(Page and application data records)

--- START ---

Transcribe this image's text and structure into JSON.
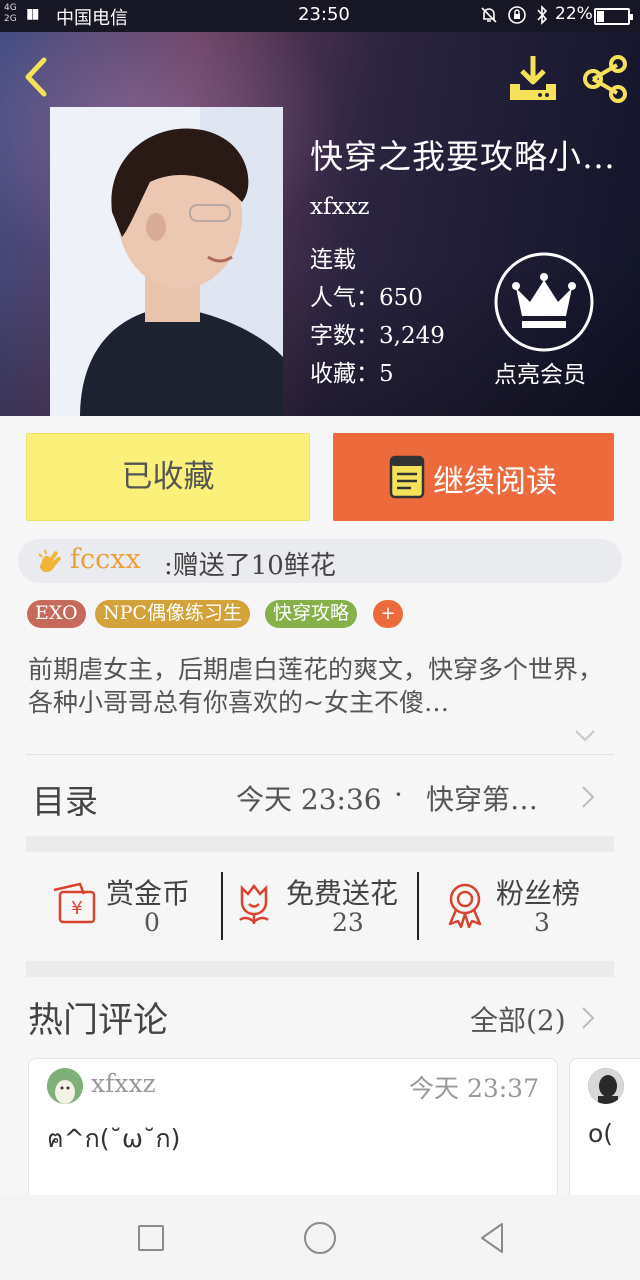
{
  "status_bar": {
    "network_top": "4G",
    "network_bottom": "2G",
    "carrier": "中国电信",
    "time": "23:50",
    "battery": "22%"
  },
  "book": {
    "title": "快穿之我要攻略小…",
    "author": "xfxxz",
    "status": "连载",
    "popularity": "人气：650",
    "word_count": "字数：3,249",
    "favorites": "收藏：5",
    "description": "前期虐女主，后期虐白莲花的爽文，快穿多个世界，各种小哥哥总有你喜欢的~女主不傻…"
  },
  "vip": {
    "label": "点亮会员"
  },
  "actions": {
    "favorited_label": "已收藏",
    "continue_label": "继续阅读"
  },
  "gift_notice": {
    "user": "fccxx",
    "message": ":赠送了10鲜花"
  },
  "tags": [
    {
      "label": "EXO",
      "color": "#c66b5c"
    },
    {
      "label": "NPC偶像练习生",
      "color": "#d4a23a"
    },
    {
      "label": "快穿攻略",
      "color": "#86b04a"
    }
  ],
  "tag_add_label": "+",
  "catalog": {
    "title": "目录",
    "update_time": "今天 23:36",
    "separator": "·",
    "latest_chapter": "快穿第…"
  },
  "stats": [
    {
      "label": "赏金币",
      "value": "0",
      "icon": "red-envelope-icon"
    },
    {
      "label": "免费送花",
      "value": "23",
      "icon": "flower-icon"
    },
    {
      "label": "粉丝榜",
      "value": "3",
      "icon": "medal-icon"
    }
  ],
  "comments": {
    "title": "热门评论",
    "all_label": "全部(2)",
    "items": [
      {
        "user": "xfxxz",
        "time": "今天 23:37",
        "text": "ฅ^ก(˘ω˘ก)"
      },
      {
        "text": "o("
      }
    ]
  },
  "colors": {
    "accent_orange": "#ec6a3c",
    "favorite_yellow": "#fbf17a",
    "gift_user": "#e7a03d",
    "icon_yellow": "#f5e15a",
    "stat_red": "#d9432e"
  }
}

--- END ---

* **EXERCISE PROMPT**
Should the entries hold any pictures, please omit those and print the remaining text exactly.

* **SOLVED EXERCISE**
Transcribe this image's text and structure into JSON.
{
  "status_bar": {
    "network_top": "4G",
    "network_bottom": "2G",
    "carrier": "中国电信",
    "time": "23:50",
    "battery": "22%"
  },
  "book": {
    "title": "快穿之我要攻略小…",
    "author": "xfxxz",
    "status": "连载",
    "popularity": "人气：650",
    "word_count": "字数：3,249",
    "favorites": "收藏：5",
    "description": "前期虐女主，后期虐白莲花的爽文，快穿多个世界，各种小哥哥总有你喜欢的~女主不傻…"
  },
  "vip": {
    "label": "点亮会员"
  },
  "actions": {
    "favorited_label": "已收藏",
    "continue_label": "继续阅读"
  },
  "gift_notice": {
    "user": "fccxx",
    "message": ":赠送了10鲜花"
  },
  "tags": [
    {
      "label": "EXO",
      "color": "#c66b5c"
    },
    {
      "label": "NPC偶像练习生",
      "color": "#d4a23a"
    },
    {
      "label": "快穿攻略",
      "color": "#86b04a"
    }
  ],
  "tag_add_label": "+",
  "catalog": {
    "title": "目录",
    "update_time": "今天 23:36",
    "separator": "·",
    "latest_chapter": "快穿第…"
  },
  "stats": [
    {
      "label": "赏金币",
      "value": "0",
      "icon": "red-envelope-icon"
    },
    {
      "label": "免费送花",
      "value": "23",
      "icon": "flower-icon"
    },
    {
      "label": "粉丝榜",
      "value": "3",
      "icon": "medal-icon"
    }
  ],
  "comments": {
    "title": "热门评论",
    "all_label": "全部(2)",
    "items": [
      {
        "user": "xfxxz",
        "time": "今天 23:37",
        "text": "ฅ^ก(˘ω˘ก)"
      },
      {
        "text": "o("
      }
    ]
  },
  "colors": {
    "accent_orange": "#ec6a3c",
    "favorite_yellow": "#fbf17a",
    "gift_user": "#e7a03d",
    "icon_yellow": "#f5e15a",
    "stat_red": "#d9432e"
  }
}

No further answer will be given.